# Problem requirements
Scan the data. Collect each line that contains the word "Search".

Stored data entries:
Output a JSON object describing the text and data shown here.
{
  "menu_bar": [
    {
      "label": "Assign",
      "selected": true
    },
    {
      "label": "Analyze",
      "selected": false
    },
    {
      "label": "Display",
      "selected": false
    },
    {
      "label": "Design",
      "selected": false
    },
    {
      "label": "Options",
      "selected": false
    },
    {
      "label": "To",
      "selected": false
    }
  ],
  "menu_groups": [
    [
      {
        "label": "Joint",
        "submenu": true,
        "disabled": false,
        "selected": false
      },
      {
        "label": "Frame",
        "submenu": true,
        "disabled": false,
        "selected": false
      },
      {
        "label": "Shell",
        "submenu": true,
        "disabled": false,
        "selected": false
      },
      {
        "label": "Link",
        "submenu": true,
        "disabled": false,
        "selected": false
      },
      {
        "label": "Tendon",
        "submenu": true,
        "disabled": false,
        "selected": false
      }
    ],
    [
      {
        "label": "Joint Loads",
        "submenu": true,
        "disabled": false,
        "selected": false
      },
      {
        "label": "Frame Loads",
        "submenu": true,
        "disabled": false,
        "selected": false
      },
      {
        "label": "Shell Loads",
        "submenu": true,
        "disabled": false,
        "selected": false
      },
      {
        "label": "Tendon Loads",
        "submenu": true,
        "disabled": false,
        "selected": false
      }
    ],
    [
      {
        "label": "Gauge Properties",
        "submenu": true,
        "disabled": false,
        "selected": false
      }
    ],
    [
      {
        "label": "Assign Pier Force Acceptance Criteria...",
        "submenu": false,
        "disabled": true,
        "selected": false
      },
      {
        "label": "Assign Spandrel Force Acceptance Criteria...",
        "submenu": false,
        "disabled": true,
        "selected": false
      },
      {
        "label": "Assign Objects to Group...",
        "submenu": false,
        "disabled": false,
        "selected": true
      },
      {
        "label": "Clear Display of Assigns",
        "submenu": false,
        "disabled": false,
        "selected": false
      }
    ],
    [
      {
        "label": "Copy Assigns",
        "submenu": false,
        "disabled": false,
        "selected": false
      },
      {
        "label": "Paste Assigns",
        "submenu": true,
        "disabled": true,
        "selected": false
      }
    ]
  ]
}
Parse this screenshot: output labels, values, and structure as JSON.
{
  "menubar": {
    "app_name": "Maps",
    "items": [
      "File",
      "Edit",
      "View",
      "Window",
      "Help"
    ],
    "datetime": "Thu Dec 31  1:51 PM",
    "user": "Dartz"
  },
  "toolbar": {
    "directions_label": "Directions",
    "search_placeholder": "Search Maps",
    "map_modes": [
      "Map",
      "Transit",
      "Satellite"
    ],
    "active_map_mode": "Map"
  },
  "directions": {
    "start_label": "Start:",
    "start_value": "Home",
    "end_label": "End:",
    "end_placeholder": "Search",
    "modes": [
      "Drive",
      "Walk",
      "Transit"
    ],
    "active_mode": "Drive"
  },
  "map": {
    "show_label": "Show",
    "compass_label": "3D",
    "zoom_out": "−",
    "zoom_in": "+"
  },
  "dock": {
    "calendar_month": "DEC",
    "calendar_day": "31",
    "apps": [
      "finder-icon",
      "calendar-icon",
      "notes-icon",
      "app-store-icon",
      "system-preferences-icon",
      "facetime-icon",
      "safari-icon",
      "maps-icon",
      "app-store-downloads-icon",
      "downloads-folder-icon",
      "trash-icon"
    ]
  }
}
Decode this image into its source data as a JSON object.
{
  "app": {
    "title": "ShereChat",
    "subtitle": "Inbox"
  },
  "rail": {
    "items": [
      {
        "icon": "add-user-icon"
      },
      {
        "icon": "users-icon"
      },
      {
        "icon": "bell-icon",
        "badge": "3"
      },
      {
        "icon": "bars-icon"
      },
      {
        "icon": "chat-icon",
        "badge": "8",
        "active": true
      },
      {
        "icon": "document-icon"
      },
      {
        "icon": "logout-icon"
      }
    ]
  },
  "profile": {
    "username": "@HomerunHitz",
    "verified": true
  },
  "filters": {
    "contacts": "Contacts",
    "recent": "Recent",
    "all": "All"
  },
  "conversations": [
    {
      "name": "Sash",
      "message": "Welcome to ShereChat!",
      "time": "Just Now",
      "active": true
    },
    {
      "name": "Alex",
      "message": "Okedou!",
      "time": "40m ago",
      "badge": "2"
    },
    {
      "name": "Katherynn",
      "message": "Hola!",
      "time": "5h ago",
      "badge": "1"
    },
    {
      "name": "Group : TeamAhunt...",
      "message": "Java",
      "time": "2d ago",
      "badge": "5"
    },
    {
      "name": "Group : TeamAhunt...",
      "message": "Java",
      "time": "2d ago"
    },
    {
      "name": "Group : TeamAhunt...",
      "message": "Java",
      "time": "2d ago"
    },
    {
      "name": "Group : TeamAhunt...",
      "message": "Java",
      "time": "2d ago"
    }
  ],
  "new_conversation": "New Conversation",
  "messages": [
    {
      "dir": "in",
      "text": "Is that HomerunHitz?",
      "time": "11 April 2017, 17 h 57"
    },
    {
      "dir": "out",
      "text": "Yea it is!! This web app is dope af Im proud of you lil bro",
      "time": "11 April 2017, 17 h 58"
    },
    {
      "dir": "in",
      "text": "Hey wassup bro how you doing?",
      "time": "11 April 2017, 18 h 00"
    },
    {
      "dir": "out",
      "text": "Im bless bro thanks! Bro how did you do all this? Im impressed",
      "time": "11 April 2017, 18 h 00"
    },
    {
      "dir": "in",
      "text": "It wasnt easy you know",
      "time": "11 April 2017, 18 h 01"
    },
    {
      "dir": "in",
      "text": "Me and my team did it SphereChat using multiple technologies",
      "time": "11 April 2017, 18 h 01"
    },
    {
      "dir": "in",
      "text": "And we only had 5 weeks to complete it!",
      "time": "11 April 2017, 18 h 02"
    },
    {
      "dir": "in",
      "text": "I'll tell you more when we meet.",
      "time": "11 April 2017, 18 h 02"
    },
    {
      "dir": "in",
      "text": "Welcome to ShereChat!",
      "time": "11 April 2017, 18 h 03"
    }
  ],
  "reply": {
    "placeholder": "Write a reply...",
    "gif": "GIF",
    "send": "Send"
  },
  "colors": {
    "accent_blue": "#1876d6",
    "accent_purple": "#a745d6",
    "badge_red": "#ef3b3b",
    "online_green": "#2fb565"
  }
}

# Response
    "search_placeholder": "Search Maps",
    "end_placeholder": "Search",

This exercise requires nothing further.